An OMNIA architectural creation adds more value to your design and helps to maximize your budget. Selecting a professional architect/designer produces and inspires the use of the architectural space. OMNIA Group Architects is committed to creativity and good design.
OMNIA Architects showcases entry to the Play Space Design Competition
OMNIA’s team of architects and designers answered the call when Infill Philadelphia/Place Space created a design competition “to promote innovative outdoor play spaces for Philadelphia and other cities.”
The OMNIA team reviewed the scope and gathered background knowledge of all three locations offered for the Design competition. After careful consideration, the Waterloo Recreation Center located at 2502-12 North Howard Street, Philadelphia, PA, interested the team. This center is a mid-block site, cobbled together in 1955 from vacant land and the former Waterloo Street. Located near Norris Square in West Kensington, the park has closed more than once due to drug-related crimes and vandalism. The community has bounced back and reclaimed the site through the Philadelphia Parks and Recreation.
The site brief called for an innovative approach to play and to accommodate all generations, enabling the diverse residents to come together. The current plan displays the existing features on site: two full basketball courts, community pool, tot area, fixed play equipment, and an existing general recreation building with bathrooms.
Our park design is broken down into thirteen components, each serving a specific age group, while providing areas for blended play and leisure for all ages. Water, sand, and a diversity of materials and color allow for personal sensual experiences throughout. It was our goal to create a melting pot, a hub, all connected by one single, meandering, “Golden Path”. Our inspiration for the golden path came from the chain link fence that is painted gold by the community and is the current entrance.
“Today’s typical playgrounds are maintenance-free caged areas that emphasize safety more than critical thinking.” –Susan G. Solomon (insert from Ingra Saffron article).
Our park is designed to be economically self-maintaining by offering community fundraisers ranging from ticketed special events in the mini city to local artist displays and sales and theatrical shows available during the day or night. The basketball courts and swimming promote local sports. The Gardens are designed for community churches, schools and social groups.
Art is integrated into each area to promote cultural recognition and community events and to inspire and encourage thought from a chess area in a garden to chess tables for group competitions.
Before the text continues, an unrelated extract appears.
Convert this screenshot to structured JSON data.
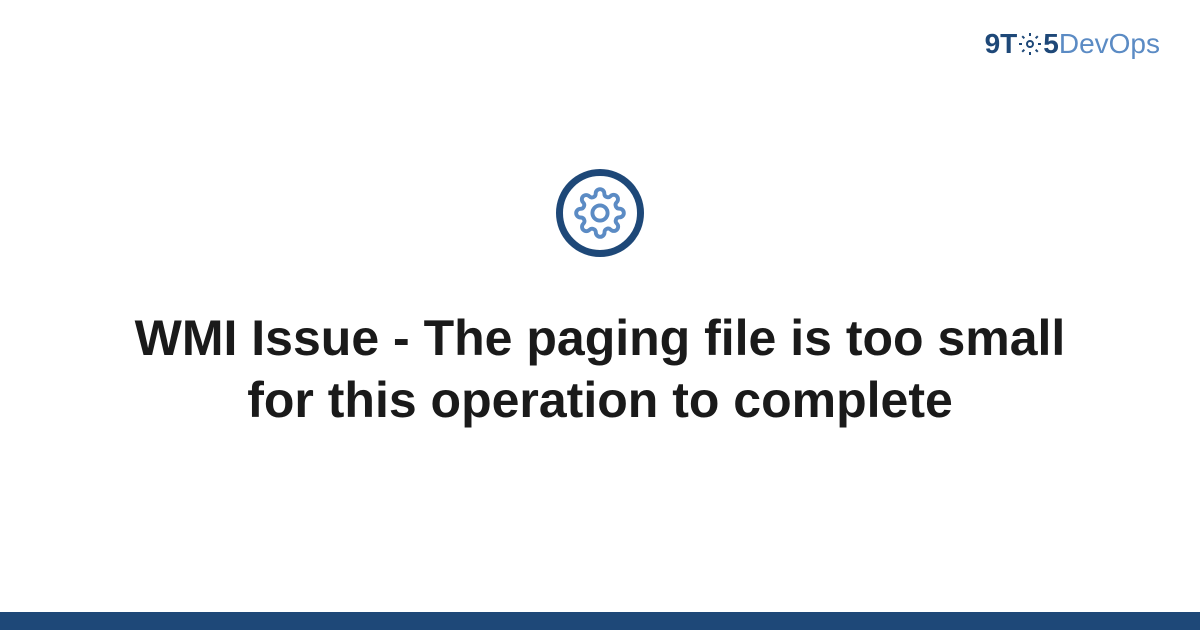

Different stages introduce drama, musical and artistic theatre as well as gathering places. Our design process focuses on the encouragement of interaction among people